After numerous false-starts, sputters, and peterings-out, I have come to discover that blogging, and not just doing it, but doing it consistently over the course of many years, so as to create a valuable body-of-work, is much harder than it looks. So, now that my own blog appears to be firing-on-all-cylinders again, I thought I’d take a moment to share 5 tips on how I got back here.
First, when inspiration strikes for a topic you want to write about, make sure to write the idea down. I have a friend who – ever since grade school – has been carrying a notepad and pencil in his pocket, so he can always write-down good ideas. But he’s a bit strange. I’d recommend something like EverNote or OneNote for your mobile device, or an email to yourself, or whatever notepad app comes pre-installed on your phone.
Second, go one step further: when inspiration strikes, write the whole post right then-and-there. This won’t work when you’re out, but if you’re in front of the computer and feel passionate about an idea, write it that very instant.
By the time you get around to hammering-out the full-blown post a few days later (or weeks if your schedule is like mine), the fire in your belly will have dissipated, and you won’t feel the urge to write it in quite the same way. It will become a chore you’re following-up-on rather than an impassioned treatise that pours out of you effortlessly.
Third, write what you know.
I often think about my blog as a tool to learn more about things that interest me. As though, in the process of investigating for a story on Zynga, I’ll finally get around to learning everything there is to know about, and fully-understanding, the wide world of game mechanics. This is appealling because there really are so many things that I want to learn about. But investigative reporters get paid to investigate. I have a day-job. Instead, I realized that I actually am pretty knowledgeable on a lot of topics. In fact, it’s pretty surprising that I’ve never, in my 18+ years of obsession, thought to write a post on Star Trek. Or, despite watching West Wing from start-to-finish at least 4 times now, never thinking to write a word about it. I mean, I’ve got to be one of the world’s foremost experts on Star Trek Deep Space 9 by this point. At the vest least I know enough to add value.

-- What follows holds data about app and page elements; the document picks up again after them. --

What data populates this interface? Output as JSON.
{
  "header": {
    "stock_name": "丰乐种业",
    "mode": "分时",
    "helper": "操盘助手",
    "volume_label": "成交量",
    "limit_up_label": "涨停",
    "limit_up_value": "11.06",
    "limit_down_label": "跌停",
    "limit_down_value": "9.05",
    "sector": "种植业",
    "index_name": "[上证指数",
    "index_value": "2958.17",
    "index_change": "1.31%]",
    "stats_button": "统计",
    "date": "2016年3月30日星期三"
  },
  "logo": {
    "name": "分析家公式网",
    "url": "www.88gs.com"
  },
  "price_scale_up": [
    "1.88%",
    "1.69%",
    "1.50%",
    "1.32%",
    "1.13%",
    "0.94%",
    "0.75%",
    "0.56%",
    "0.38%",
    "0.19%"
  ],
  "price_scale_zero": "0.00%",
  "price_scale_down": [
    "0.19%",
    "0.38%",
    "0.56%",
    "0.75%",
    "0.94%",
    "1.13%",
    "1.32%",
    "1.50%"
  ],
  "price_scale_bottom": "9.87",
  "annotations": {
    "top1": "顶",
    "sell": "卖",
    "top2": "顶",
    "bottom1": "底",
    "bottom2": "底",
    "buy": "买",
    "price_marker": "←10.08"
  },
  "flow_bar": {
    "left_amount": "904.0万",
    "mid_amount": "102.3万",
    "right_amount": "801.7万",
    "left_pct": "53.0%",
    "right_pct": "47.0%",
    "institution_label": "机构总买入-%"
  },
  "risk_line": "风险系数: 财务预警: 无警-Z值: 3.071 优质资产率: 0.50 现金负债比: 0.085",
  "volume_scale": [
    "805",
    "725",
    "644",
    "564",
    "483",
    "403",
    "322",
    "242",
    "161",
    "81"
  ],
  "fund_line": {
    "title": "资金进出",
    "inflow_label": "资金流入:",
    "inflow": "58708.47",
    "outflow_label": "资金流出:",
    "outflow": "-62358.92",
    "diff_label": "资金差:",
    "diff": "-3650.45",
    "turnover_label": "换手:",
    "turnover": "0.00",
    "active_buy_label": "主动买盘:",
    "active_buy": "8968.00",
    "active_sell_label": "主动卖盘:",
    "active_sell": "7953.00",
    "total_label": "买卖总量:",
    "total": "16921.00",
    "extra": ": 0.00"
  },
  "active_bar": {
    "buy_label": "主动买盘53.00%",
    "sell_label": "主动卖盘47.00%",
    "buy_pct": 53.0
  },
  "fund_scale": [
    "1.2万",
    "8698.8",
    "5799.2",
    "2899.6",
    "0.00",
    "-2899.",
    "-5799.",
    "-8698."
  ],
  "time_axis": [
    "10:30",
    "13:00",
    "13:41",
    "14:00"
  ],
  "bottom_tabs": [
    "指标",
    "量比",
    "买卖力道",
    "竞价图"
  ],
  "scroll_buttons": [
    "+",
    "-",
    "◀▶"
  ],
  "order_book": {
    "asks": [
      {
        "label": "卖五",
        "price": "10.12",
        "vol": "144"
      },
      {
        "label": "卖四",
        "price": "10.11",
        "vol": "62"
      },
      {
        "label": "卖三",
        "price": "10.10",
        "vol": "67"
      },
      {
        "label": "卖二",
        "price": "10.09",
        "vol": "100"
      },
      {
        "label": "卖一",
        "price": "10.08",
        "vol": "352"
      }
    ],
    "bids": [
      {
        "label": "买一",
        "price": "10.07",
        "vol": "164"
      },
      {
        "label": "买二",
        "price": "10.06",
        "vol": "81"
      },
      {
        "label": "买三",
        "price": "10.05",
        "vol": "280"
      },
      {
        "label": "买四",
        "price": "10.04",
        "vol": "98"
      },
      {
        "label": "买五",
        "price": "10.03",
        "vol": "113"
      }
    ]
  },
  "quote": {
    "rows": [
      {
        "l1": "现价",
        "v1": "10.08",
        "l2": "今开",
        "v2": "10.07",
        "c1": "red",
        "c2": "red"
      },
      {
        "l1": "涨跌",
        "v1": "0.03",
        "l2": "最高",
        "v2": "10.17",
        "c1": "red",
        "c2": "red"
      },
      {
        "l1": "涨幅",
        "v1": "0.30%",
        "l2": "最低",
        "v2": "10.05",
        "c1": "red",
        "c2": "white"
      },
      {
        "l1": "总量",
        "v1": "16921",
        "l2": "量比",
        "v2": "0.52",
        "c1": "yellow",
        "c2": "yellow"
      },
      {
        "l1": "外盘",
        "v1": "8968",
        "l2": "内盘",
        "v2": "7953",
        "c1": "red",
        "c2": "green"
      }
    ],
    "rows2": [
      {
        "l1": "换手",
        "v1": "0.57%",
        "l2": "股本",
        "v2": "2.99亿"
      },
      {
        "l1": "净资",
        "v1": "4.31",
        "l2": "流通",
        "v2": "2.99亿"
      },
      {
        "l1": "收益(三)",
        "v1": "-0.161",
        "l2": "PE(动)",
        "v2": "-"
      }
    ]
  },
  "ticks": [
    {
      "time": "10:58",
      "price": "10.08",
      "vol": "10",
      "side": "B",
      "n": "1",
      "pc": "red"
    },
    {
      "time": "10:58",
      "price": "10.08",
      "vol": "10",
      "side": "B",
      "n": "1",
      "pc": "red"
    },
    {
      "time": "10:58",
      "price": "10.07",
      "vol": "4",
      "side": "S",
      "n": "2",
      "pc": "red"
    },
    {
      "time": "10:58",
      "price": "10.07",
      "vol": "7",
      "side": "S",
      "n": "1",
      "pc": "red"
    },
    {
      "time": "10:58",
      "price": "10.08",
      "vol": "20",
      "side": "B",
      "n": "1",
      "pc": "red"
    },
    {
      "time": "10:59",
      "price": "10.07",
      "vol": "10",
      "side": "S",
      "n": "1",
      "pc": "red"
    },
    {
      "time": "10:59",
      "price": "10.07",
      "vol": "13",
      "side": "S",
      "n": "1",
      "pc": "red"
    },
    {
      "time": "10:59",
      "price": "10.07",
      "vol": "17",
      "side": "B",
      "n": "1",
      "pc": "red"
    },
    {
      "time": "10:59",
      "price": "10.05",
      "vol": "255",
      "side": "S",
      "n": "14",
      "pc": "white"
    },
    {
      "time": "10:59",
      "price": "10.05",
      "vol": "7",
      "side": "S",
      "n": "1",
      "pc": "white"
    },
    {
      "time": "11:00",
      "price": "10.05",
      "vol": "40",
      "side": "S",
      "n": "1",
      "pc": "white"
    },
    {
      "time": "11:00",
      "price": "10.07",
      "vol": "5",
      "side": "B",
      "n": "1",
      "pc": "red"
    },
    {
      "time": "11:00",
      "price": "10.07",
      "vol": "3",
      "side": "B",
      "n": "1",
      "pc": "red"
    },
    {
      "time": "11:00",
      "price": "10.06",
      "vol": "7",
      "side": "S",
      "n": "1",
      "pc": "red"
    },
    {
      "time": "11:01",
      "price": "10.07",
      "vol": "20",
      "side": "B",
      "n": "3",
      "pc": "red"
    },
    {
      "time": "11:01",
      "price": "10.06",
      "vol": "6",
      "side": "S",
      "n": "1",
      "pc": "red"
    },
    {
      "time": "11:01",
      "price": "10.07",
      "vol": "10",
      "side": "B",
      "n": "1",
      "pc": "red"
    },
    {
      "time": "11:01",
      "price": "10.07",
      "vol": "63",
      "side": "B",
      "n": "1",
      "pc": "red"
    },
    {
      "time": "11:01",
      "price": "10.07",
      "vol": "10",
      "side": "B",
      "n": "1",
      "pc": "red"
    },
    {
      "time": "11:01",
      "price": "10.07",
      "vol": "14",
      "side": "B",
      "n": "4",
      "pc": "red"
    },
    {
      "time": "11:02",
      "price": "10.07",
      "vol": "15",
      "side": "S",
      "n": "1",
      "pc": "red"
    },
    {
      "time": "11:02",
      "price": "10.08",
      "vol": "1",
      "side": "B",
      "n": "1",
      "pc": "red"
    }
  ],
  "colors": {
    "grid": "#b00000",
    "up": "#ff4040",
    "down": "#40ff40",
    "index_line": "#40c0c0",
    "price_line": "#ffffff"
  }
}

Fourth, write less. I have a tendency to want to boil-the-ocean. To write comprehensive essays analyzing a topic from all angles in an exhaustive survey of the terrain. It comes from an attitude where if you’re going to rebuild the wings of this Lego plane anyway, you might as well smash the whole thing and overhaul it entirely, and make an afternoon of it. This, in turn, comes from a childhood where there really wasn’t anything better to do than rebuild the entire lego plane from the ground up. No wonder I never had a girlfriend.
This attitude lead to quite a few feats of Lego engineering, but who has the time these days. Needing to do a comprehensive survey of the terrain before I feel confident enough to write about a topic means that the quality remains fairly high, but it also means most posts never get written.
Instead, writing often needs to be a time for short bursts of commentary with a point or two – a space where it’s ok that we’re fallible and that our thoughts are left incomplete, for the sake of sharing any thoughts at-all.
Fifth, and the hardest part of all, is hitting “publish” when you know it could be better, when you know it isn’t ready. Because it will never be ready. That’s the nature of our hobbies, I suppose. I would keep writing, but it’s time to get this one out-the-door as well. So, the end.